:: EXERCISE GOAL ::
The required output is every entry, printed exactly as written.
[[ DATASET RECORDS, beginning ]]
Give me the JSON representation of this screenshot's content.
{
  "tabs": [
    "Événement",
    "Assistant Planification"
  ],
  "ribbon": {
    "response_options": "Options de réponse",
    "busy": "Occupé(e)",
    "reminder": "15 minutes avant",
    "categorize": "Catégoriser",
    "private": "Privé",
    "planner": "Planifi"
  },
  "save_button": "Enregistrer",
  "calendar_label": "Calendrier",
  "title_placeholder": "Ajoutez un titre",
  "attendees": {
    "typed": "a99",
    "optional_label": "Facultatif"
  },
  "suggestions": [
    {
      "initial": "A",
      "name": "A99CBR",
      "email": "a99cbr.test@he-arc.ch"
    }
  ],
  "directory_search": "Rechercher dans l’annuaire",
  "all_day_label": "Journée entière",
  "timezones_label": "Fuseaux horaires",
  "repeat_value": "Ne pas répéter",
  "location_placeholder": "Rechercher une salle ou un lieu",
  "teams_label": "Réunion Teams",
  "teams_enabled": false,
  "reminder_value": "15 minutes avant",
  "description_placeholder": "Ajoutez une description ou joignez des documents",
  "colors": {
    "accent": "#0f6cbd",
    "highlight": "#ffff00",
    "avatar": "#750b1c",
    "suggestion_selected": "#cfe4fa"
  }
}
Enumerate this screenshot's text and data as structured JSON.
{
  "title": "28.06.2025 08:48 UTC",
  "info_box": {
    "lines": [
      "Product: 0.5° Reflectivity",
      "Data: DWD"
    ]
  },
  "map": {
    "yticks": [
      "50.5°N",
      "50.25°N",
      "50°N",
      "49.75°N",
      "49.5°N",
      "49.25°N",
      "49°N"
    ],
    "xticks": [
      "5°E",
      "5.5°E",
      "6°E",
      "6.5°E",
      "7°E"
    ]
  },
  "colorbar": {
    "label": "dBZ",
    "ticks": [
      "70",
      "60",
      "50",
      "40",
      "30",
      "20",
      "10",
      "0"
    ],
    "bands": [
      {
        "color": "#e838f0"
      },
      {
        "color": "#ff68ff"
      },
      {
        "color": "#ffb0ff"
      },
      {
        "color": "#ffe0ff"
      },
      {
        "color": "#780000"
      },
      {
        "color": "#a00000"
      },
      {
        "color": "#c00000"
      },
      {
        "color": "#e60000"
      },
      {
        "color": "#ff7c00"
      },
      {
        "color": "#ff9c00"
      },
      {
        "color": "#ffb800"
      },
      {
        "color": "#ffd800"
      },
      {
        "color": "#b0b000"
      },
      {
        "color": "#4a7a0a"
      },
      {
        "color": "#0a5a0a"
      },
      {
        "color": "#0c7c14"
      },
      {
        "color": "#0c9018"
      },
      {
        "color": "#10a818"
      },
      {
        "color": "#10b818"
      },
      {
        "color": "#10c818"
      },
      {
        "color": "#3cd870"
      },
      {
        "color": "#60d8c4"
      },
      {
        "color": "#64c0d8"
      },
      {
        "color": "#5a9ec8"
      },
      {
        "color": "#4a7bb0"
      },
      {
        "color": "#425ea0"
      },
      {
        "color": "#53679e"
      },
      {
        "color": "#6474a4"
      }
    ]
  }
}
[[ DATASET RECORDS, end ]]
:: EXERCISE SOLUTION ::
Give me the JSON representation of this screenshot's content.
{
  "tabs": [
    "Événement",
    "Assistant Planification"
  ],
  "ribbon": {
    "response_options": "Options de réponse",
    "busy": "Occupé(e)",
    "reminder": "15 minutes avant",
    "categorize": "Catégoriser",
    "private": "Privé",
    "planner": "Planifi"
  },
  "save_button": "Enregistrer",
  "calendar_label": "Calendrier",
  "title_placeholder": "Ajoutez un titre",
  "attendees": {
    "typed": "a99",
    "optional_label": "Facultatif"
  },
  "suggestions": [
    {
      "initial": "A",
      "name": "A99CBR",
      "email": "a99cbr.test@he-arc.ch"
    }
  ],
  "directory_search": "Rechercher dans l’annuaire",
  "all_day_label": "Journée entière",
  "timezones_label": "Fuseaux horaires",
  "repeat_value": "Ne pas répéter",
  "location_placeholder": "Rechercher une salle ou un lieu",
  "teams_label": "Réunion Teams",
  "teams_enabled": false,
  "reminder_value": "15 minutes avant",
  "description_placeholder": "Ajoutez une description ou joignez des documents",
  "colors": {
    "accent": "#0f6cbd",
    "highlight": "#ffff00",
    "avatar": "#750b1c",
    "suggestion_selected": "#cfe4fa"
  }
}
Enumerate this screenshot's text and data as structured JSON.
{
  "title": "28.06.2025 08:48 UTC",
  "info_box": {
    "lines": [
      "Product: 0.5° Reflectivity",
      "Data: DWD"
    ]
  },
  "map": {
    "yticks": [
      "50.5°N",
      "50.25°N",
      "50°N",
      "49.75°N",
      "49.5°N",
      "49.25°N",
      "49°N"
    ],
    "xticks": [
      "5°E",
      "5.5°E",
      "6°E",
      "6.5°E",
      "7°E"
    ]
  },
  "colorbar": {
    "label": "dBZ",
    "ticks": [
      "70",
      "60",
      "50",
      "40",
      "30",
      "20",
      "10",
      "0"
    ],
    "bands": [
      {
        "color": "#e838f0"
      },
      {
        "color": "#ff68ff"
      },
      {
        "color": "#ffb0ff"
      },
      {
        "color": "#ffe0ff"
      },
      {
        "color": "#780000"
      },
      {
        "color": "#a00000"
      },
      {
        "color": "#c00000"
      },
      {
        "color": "#e60000"
      },
      {
        "color": "#ff7c00"
      },
      {
        "color": "#ff9c00"
      },
      {
        "color": "#ffb800"
      },
      {
        "color": "#ffd800"
      },
      {
        "color": "#b0b000"
      },
      {
        "color": "#4a7a0a"
      },
      {
        "color": "#0a5a0a"
      },
      {
        "color": "#0c7c14"
      },
      {
        "color": "#0c9018"
      },
      {
        "color": "#10a818"
      },
      {
        "color": "#10b818"
      },
      {
        "color": "#10c818"
      },
      {
        "color": "#3cd870"
      },
      {
        "color": "#60d8c4"
      },
      {
        "color": "#64c0d8"
      },
      {
        "color": "#5a9ec8"
      },
      {
        "color": "#4a7bb0"
      },
      {
        "color": "#425ea0"
      },
      {
        "color": "#53679e"
      },
      {
        "color": "#6474a4"
      }
    ]
  }
}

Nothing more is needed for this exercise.